*** Opening Task input ***

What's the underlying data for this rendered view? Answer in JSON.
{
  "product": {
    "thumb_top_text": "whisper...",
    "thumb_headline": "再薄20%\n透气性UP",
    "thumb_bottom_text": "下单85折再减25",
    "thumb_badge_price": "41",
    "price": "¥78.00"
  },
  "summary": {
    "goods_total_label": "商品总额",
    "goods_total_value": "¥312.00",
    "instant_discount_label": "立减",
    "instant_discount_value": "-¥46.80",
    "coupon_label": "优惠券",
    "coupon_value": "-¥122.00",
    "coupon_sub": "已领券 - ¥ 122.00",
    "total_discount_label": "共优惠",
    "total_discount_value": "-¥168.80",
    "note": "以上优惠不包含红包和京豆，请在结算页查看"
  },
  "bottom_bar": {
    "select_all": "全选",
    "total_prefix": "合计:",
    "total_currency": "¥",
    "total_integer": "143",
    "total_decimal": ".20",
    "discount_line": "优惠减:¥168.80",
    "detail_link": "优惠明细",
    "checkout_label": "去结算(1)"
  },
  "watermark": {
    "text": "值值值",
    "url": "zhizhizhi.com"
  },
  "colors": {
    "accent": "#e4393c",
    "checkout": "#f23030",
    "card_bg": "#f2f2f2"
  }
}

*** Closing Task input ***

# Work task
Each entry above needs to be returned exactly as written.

# Solution
What's the underlying data for this rendered view? Answer in JSON.
{
  "product": {
    "thumb_top_text": "whisper...",
    "thumb_headline": "再薄20%\n透气性UP",
    "thumb_bottom_text": "下单85折再减25",
    "thumb_badge_price": "41",
    "price": "¥78.00"
  },
  "summary": {
    "goods_total_label": "商品总额",
    "goods_total_value": "¥312.00",
    "instant_discount_label": "立减",
    "instant_discount_value": "-¥46.80",
    "coupon_label": "优惠券",
    "coupon_value": "-¥122.00",
    "coupon_sub": "已领券 - ¥ 122.00",
    "total_discount_label": "共优惠",
    "total_discount_value": "-¥168.80",
    "note": "以上优惠不包含红包和京豆，请在结算页查看"
  },
  "bottom_bar": {
    "select_all": "全选",
    "total_prefix": "合计:",
    "total_currency": "¥",
    "total_integer": "143",
    "total_decimal": ".20",
    "discount_line": "优惠减:¥168.80",
    "detail_link": "优惠明细",
    "checkout_label": "去结算(1)"
  },
  "watermark": {
    "text": "值值值",
    "url": "zhizhizhi.com"
  },
  "colors": {
    "accent": "#e4393c",
    "checkout": "#f23030",
    "card_bg": "#f2f2f2"
  }
}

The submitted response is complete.